Old cars that have little resale value in the United States are being towed in caravans that begin in California, Arizona and Texas, and end up in Guatemala.
The cars are loaded with old bicycles, recycled car batteries and clothing that have been jettisoned in the United States. The vehicles are fixed up in Guatemala and then sold elsewhere across Central America.
The process represents a small but sustainable economy in one particularly impoverished section of Guatemala on that country’s northern border with Mexico.
But the risks travelers face on their week-long trips are severe.

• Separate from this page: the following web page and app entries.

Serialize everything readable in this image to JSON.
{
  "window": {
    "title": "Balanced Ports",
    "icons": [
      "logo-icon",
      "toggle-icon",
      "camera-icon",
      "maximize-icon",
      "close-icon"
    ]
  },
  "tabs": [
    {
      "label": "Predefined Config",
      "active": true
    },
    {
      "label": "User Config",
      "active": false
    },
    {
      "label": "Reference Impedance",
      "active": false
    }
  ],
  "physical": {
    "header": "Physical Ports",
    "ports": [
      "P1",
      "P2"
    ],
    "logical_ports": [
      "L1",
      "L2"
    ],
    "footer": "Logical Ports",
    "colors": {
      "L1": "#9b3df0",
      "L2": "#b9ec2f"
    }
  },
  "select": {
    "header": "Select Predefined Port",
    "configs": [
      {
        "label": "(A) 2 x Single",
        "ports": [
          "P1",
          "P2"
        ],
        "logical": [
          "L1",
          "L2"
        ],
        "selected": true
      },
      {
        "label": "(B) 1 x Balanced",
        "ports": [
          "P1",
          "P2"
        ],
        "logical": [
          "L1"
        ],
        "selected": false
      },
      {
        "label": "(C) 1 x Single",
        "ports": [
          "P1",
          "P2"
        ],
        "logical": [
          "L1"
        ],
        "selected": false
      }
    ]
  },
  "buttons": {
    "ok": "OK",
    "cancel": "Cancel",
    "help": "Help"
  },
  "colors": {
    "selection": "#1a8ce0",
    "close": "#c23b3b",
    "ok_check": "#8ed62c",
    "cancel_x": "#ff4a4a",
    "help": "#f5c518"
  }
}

A half dozen drivers interviewed for this story are from Tecún Umán, Guatemala, a longtime way station for contraband and Central Americans headed back and forth between Mexico and the United States.
“I buy those cars in the streets, like broken cars, and I fix myself. That’s the way I make my income,” says Maximo Ortiz, a dual citizen of Guatemala and the U.S., who lives in Tecún Umán.
It’s the town where the Rio Suchiate separates Mexico and North America from the isthmus of Central America.
Ortiz explained he’d stay in the U.S., but his wife doesn’t want to leave home.
“I have no way to work. It’s all I can do, drive and buy stuff and resell it in Guatemala,” he said.
Ortiz is in a caravan snaking its way through the southwest. He started collecting a total of four cars in Los Angeles and San Diego. He bought another in Tucson, Arizona while a partner picked up another vehicle in Van Horn, Texas.
“I buy junk cars like this and fix it and bring it to Guatemala,” he says. “I pay $800 for this one and a $100 on parts.”
What can he expect to fetch for the car at home?
“In Guatemala, easy, $3200,” Ortiz says.
But to get home, he must ford a path through Tamaulipas, the Mexican state that fronts the Texas border. After that, he heads into the oil-rich but violence-prone state of Veracruz on Mexico’s eastern seaboard.
“Actually in Tamaulipas state, it’s bad, the bad part of Mexico for us,” Ortiz said.
He crosses into Tamaulipas at Reynosa near McAllen in the Rio Grande Valley of south Texas. The Mexican Army has been there for the last four years, ostensibly to combat two feuding cartels, the Gulf Cartel and their former enforcers, Los Zetas.
But swaths of Tamaulipas remain under the thumb of organized crime. Ortiz says you can’t tell cops from criminals.
“They work together, you know what I’m saying?” he asks. “Like government, police officers, they took us, money from us, always. Sometimes they take the cars from us. And you know they drop you off, they take you away from the vehicles and they stolen those vehicles, whatever you’ve took with, they’ve taken,” said Ortiz.
An American who crosses into Tamaulipas daily to manage a maquiladora – one of the thousands of border factories in Mexico that produce goods for the U.S. market – says the area is dangerous.
“It’s certainly very intimidating. It’s a no man’s land, like a wild, wild west.”
The man, who asked that we not reveal his name due to security concerns, said the drivers are easy prey in Mexico.
“The drug cartels and the human smugglers, they have a lot of the enforcement agencies in their pocket. And it’s very just scary to not know, when you come across one these guys, whether he’s one of the good ones or one of the bad ones,” he says.
Another Guatemalan driver, Roberto Arica, said he budgets bribe money for trip.
“We’re charged $100 every time we enter Tamauplias,” he says in Spanish.
And not by Mexican customs officers. Arica says organized crime and freelance bandits will stop his car at a makeshift checkpoints to demand money at gunpoint for the right to cross a given territory.
But he says his motivation to provide for his family trumps any concerns about security.
“I have young children who need to eat,” he says.
David Walstrom is a former community development worker in Latin America.
He’s seen old American cars laden with bundled-up newspapers, glass bottles and used car parts as far south as Peru.
“Here, you know, it just ends up in a landfill,” Walstrom says. But not there.
“Things that are tossed away here turn out, in some cases, to be an economic driver in some of these small towns in Latin America,” Walstrom said.
Hundreds of Guatemalans, many of them dual U.S.- Guatemalan citizens, are making this trek during the spring and summer, supporting the economy on one slice of the Guatemala-Mexico border with cars no one wants here.